(EXERCISE INPUT Opens)

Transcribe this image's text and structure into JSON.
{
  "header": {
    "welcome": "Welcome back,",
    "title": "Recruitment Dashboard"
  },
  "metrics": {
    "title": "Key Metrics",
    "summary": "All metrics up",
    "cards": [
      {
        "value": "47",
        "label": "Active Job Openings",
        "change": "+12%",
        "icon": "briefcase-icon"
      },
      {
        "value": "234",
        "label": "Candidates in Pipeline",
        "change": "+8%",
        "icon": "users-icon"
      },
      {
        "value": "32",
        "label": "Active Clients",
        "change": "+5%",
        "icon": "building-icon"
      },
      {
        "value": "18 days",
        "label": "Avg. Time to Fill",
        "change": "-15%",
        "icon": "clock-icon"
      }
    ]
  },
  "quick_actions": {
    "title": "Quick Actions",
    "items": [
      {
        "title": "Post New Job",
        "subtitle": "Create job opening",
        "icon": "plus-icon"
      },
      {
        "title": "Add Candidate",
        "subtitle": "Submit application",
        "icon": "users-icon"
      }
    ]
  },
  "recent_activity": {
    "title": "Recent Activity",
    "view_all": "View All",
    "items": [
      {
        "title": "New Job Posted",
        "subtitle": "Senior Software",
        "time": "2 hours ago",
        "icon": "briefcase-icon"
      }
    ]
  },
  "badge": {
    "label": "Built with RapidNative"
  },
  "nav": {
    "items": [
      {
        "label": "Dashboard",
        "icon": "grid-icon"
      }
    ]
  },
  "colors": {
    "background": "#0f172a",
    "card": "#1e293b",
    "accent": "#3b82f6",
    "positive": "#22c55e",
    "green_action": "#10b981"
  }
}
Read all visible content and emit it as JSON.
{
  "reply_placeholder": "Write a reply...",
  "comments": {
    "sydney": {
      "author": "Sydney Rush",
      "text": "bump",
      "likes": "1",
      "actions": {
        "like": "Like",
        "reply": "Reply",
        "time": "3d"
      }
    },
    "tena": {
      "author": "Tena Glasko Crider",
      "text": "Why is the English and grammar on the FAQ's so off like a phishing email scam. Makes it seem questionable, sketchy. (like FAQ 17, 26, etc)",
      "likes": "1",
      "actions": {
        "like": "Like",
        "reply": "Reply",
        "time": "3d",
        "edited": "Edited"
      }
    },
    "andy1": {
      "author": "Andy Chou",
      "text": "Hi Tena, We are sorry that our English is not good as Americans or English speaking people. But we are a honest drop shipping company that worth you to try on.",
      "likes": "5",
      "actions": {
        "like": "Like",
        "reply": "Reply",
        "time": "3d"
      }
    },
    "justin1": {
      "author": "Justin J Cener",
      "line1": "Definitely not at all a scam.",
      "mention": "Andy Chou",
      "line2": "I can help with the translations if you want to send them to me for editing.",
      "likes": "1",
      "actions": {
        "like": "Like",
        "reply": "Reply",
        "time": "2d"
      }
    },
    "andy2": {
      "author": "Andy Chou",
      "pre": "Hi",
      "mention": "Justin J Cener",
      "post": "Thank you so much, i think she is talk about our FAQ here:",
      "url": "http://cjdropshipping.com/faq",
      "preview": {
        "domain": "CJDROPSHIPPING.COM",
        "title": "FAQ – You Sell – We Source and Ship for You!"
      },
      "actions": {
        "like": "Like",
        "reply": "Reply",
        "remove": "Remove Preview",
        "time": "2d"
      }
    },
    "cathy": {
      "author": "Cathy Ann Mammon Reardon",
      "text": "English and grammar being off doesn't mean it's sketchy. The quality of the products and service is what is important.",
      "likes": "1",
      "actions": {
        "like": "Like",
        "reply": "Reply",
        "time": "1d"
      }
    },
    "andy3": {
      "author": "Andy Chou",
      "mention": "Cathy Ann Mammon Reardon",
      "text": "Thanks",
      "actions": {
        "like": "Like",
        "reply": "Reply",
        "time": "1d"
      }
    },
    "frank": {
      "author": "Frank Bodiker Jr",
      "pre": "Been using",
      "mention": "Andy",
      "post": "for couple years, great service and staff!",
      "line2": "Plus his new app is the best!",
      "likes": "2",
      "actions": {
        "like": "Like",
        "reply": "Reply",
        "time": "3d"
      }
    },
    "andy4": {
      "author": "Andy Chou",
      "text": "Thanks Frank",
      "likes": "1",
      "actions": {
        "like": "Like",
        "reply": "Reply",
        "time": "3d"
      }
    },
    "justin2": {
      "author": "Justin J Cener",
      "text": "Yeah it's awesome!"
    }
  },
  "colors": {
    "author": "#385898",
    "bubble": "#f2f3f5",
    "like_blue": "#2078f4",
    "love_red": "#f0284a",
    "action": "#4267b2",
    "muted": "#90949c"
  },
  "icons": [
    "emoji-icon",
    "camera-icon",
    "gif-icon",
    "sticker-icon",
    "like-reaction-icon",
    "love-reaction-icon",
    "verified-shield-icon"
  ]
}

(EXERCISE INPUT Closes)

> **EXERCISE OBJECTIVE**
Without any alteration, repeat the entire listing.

> **WRITTEN REPLY**
Transcribe this image's text and structure into JSON.
{
  "header": {
    "welcome": "Welcome back,",
    "title": "Recruitment Dashboard"
  },
  "metrics": {
    "title": "Key Metrics",
    "summary": "All metrics up",
    "cards": [
      {
        "value": "47",
        "label": "Active Job Openings",
        "change": "+12%",
        "icon": "briefcase-icon"
      },
      {
        "value": "234",
        "label": "Candidates in Pipeline",
        "change": "+8%",
        "icon": "users-icon"
      },
      {
        "value": "32",
        "label": "Active Clients",
        "change": "+5%",
        "icon": "building-icon"
      },
      {
        "value": "18 days",
        "label": "Avg. Time to Fill",
        "change": "-15%",
        "icon": "clock-icon"
      }
    ]
  },
  "quick_actions": {
    "title": "Quick Actions",
    "items": [
      {
        "title": "Post New Job",
        "subtitle": "Create job opening",
        "icon": "plus-icon"
      },
      {
        "title": "Add Candidate",
        "subtitle": "Submit application",
        "icon": "users-icon"
      }
    ]
  },
  "recent_activity": {
    "title": "Recent Activity",
    "view_all": "View All",
    "items": [
      {
        "title": "New Job Posted",
        "subtitle": "Senior Software",
        "time": "2 hours ago",
        "icon": "briefcase-icon"
      }
    ]
  },
  "badge": {
    "label": "Built with RapidNative"
  },
  "nav": {
    "items": [
      {
        "label": "Dashboard",
        "icon": "grid-icon"
      }
    ]
  },
  "colors": {
    "background": "#0f172a",
    "card": "#1e293b",
    "accent": "#3b82f6",
    "positive": "#22c55e",
    "green_action": "#10b981"
  }
}
Read all visible content and emit it as JSON.
{
  "reply_placeholder": "Write a reply...",
  "comments": {
    "sydney": {
      "author": "Sydney Rush",
      "text": "bump",
      "likes": "1",
      "actions": {
        "like": "Like",
        "reply": "Reply",
        "time": "3d"
      }
    },
    "tena": {
      "author": "Tena Glasko Crider",
      "text": "Why is the English and grammar on the FAQ's so off like a phishing email scam. Makes it seem questionable, sketchy. (like FAQ 17, 26, etc)",
      "likes": "1",
      "actions": {
        "like": "Like",
        "reply": "Reply",
        "time": "3d",
        "edited": "Edited"
      }
    },
    "andy1": {
      "author": "Andy Chou",
      "text": "Hi Tena, We are sorry that our English is not good as Americans or English speaking people. But we are a honest drop shipping company that worth you to try on.",
      "likes": "5",
      "actions": {
        "like": "Like",
        "reply": "Reply",
        "time": "3d"
      }
    },
    "justin1": {
      "author": "Justin J Cener",
      "line1": "Definitely not at all a scam.",
      "mention": "Andy Chou",
      "line2": "I can help with the translations if you want to send them to me for editing.",
      "likes": "1",
      "actions": {
        "like": "Like",
        "reply": "Reply",
        "time": "2d"
      }
    },
    "andy2": {
      "author": "Andy Chou",
      "pre": "Hi",
      "mention": "Justin J Cener",
      "post": "Thank you so much, i think she is talk about our FAQ here:",
      "url": "http://cjdropshipping.com/faq",
      "preview": {
        "domain": "CJDROPSHIPPING.COM",
        "title": "FAQ – You Sell – We Source and Ship for You!"
      },
      "actions": {
        "like": "Like",
        "reply": "Reply",
        "remove": "Remove Preview",
        "time": "2d"
      }
    },
    "cathy": {
      "author": "Cathy Ann Mammon Reardon",
      "text": "English and grammar being off doesn't mean it's sketchy. The quality of the products and service is what is important.",
      "likes": "1",
      "actions": {
        "like": "Like",
        "reply": "Reply",
        "time": "1d"
      }
    },
    "andy3": {
      "author": "Andy Chou",
      "mention": "Cathy Ann Mammon Reardon",
      "text": "Thanks",
      "actions": {
        "like": "Like",
        "reply": "Reply",
        "time": "1d"
      }
    },
    "frank": {
      "author": "Frank Bodiker Jr",
      "pre": "Been using",
      "mention": "Andy",
      "post": "for couple years, great service and staff!",
      "line2": "Plus his new app is the best!",
      "likes": "2",
      "actions": {
        "like": "Like",
        "reply": "Reply",
        "time": "3d"
      }
    },
    "andy4": {
      "author": "Andy Chou",
      "text": "Thanks Frank",
      "likes": "1",
      "actions": {
        "like": "Like",
        "reply": "Reply",
        "time": "3d"
      }
    },
    "justin2": {
      "author": "Justin J Cener",
      "text": "Yeah it's awesome!"
    }
  },
  "colors": {
    "author": "#385898",
    "bubble": "#f2f3f5",
    "like_blue": "#2078f4",
    "love_red": "#f0284a",
    "action": "#4267b2",
    "muted": "#90949c"
  },
  "icons": [
    "emoji-icon",
    "camera-icon",
    "gif-icon",
    "sticker-icon",
    "like-reaction-icon",
    "love-reaction-icon",
    "verified-shield-icon"
  ]
}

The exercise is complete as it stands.